Poker is a card game that involves a significant amount of chance. However, it also involves a lot of psychology and skill. The best poker players have the ability to read their opponents and put them on certain hands. They can then make decisions based on that information. In addition, they can bluff in a way that gives them the best chance of winning. If you are interested in learning more about poker, here are some tips to help you get started.
One of the first things you should do to improve your game is to play in position. In poker, the player in position acts before everyone else. This can give you a great advantage over other players. By playing in position, you can avoid calling too many bets and you can control the size of the pot.
Another tip to improve your poker skills is to practice with a group of people who know how to play. If you have a group of people who are good at poker, you can discuss the game together and talk about difficult situations you have faced. This will help you learn more about the game and it will be more fun as well.
When you start out in poker, it is best to play low stakes. This will allow you to learn the game without donating too much money to the stronger players at your table. As you become more skilled, you can move up the stakes and play versus better players.
A good way to improve your poker skills is to read poker books. There are many different poker strategy books out there, and each book has its own unique approach. Reading several of these books will give you a good overview of the game and some strategies that you can try out at your next poker session.

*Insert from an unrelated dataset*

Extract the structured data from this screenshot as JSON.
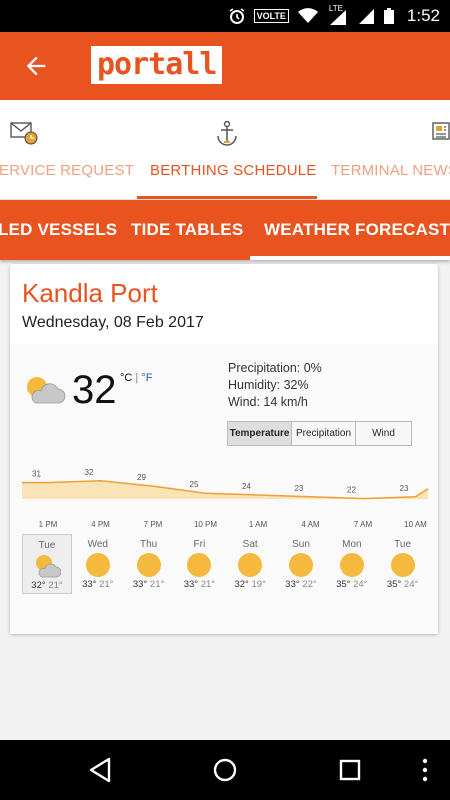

In poker, the goal is to win as much money as possible. This can be done by raising bets when you have strong hands and folding weak ones. You should also try to limit your losses by avoiding bad bets. A bad bet is a bet that doesn’t have positive expected value.
The best poker players understand the importance of varying their betting patterns. This will keep your opponents off balance and make it more difficult for them to guess what you have in your hand. For example, if you have pocket fives and the flop comes A-8-5, then it is probably worth raising to price all of the worse hands out of the pot.
If you have a strong hand and your opponent raises, then you should call it. This will build the pot and potentially chase off other players who have a better hand than you. Often, top players will fast-play their strong hands in order to build the pot and make it harder for other players to come in behind them with draws.